Meet the Reverse Standup

The Reverse Standup takes the same three questions as the classic standup and turns them on their head.  The result is that the most important questions are tackled first.

  1. What's in my way?
  2. What am I doing today?
  3. What did I do yesterday?

What's in my way?

This is our classic “what's blocking me question”, and the bread-and-butter of the daily standup.  Think about it like this, if someone is blocked then the next question is irrelevant.  Whatever is blocking your team has to be solved before we can move forward, so we need to start there.

What am I doing today?

Assuming nothing is blocking a team member this question becomes the most important.  This is the information the team uses to build their plan for the day so we tackle it immediately after any blockers.

What did I do yesterday?

Forget for a moment that the classic standup leads off with this question.  Instead think back to your last standup and remember what each person answered for this question.  Now remind yourself that the daily standup is a planning meeting, not a status meeting.  Keeping that in mind, think about how useful knowing what each person did yesterday was to your planning?  Not very, eh? It's not that what someone did yesterday isn't important, its just that it's usually not that useful as input to to creating our plan for today.

Sure there are exceptions: Sally resolved an issue with the test deployment that had been blocking John for the past 2 days, or Steve finished the icon set that Sally had been waiting add to her own feature.  But these are the exceptions rather than the rule.  The vast majority of the time “what I did yesterday” just doesn't impact what we're doing today.

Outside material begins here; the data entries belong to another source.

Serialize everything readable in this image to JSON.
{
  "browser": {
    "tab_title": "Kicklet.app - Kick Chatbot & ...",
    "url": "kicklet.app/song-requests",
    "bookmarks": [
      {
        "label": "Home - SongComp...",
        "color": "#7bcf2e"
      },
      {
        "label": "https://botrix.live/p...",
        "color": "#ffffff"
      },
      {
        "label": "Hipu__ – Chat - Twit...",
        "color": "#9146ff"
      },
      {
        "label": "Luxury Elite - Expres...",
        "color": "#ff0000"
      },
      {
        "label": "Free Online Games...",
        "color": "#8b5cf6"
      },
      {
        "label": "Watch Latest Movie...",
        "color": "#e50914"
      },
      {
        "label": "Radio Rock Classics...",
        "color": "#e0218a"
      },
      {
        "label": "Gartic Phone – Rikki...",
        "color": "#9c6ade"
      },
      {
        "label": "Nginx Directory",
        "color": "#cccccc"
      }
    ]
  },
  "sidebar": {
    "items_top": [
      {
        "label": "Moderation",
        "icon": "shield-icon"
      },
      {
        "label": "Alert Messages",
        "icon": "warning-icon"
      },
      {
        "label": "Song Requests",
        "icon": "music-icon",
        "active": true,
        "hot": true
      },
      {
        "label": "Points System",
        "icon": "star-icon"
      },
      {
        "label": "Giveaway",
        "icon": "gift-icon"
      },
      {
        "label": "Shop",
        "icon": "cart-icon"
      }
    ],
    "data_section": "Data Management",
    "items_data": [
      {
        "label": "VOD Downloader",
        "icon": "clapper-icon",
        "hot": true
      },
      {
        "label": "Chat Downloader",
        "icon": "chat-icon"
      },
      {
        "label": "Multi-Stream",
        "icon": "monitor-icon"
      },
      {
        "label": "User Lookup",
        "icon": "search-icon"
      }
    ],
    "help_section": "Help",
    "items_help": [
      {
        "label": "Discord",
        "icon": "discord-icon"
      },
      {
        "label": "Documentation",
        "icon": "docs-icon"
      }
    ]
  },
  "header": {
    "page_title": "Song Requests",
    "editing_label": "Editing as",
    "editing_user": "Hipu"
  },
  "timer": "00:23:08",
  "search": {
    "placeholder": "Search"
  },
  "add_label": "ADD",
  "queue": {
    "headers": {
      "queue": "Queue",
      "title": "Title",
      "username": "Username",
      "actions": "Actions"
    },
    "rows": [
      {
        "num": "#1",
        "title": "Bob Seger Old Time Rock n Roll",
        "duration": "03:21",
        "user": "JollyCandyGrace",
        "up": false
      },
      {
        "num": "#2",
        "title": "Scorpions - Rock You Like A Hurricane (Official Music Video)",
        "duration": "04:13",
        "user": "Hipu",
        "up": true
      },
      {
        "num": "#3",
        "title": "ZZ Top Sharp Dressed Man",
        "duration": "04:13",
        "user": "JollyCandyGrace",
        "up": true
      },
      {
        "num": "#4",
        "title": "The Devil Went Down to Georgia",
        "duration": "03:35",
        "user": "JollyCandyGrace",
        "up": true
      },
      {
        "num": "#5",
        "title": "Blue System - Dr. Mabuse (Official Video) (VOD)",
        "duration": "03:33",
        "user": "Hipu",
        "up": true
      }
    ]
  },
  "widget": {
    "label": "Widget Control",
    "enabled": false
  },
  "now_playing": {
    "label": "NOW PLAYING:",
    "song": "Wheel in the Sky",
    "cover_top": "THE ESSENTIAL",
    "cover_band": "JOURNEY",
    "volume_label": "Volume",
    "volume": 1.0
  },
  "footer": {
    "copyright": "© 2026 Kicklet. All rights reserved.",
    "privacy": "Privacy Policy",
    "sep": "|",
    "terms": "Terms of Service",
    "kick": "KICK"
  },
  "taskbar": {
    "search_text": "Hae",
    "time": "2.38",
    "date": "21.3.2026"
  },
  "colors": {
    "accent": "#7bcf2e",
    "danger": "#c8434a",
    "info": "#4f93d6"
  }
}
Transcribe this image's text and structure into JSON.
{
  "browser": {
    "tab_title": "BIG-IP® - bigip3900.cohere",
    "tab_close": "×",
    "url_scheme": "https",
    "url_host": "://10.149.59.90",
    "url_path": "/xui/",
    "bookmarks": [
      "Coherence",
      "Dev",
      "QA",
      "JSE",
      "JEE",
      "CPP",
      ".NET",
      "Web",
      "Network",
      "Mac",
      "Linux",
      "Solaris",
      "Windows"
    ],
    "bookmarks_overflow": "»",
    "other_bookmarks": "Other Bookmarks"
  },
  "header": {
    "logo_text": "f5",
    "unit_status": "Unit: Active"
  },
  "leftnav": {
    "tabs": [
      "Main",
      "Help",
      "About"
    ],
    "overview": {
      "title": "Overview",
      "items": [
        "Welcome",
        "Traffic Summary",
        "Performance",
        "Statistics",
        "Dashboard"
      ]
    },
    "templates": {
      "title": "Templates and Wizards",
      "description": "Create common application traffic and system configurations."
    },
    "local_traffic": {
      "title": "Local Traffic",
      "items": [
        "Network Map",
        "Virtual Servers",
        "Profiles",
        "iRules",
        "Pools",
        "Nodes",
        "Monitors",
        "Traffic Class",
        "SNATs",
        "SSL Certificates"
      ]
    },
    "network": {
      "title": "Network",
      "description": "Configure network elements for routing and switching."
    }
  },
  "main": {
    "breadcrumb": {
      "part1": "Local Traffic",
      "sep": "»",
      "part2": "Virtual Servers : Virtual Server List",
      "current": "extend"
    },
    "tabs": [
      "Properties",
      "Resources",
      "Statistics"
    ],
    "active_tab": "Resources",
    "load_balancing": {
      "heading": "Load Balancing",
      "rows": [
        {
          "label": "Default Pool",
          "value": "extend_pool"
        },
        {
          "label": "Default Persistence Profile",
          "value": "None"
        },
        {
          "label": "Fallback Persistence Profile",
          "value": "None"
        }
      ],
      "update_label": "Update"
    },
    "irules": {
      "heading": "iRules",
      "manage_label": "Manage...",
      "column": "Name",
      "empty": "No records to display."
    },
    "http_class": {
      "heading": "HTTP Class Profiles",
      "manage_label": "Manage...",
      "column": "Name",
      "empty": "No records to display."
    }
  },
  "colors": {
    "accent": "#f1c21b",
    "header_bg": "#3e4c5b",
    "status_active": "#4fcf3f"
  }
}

And, when it does, it's already reflected on the scrum board.

So what happens to this question?  Well, once a team finds the flow of a Reverse Standup this question starts to feel less relevant.  As a result, many teams eventually make this question optional which results in it being skipped during most standups.  The exception is that the question is only answered when it's relevant to moving the team forward today.

Give it a Try

If you're finding blockers aren't being called out as often as they should, or if you'd just like to breathe some life into a stale standup, give the Reverse Standup a try.  You may be surprised with the result

Want to see more about how to make textbook agile work on real teams? Check out my course, Agile in the Real World, for tips and techniques for making agile really work in your organization.

Don't have a Pluralsight membership yet? Try the entire Pluralsight course catalog free for 10 days here.

Comments Off on Turning Your Standups on Their Head

Type on the field below and hit Enter/Return to search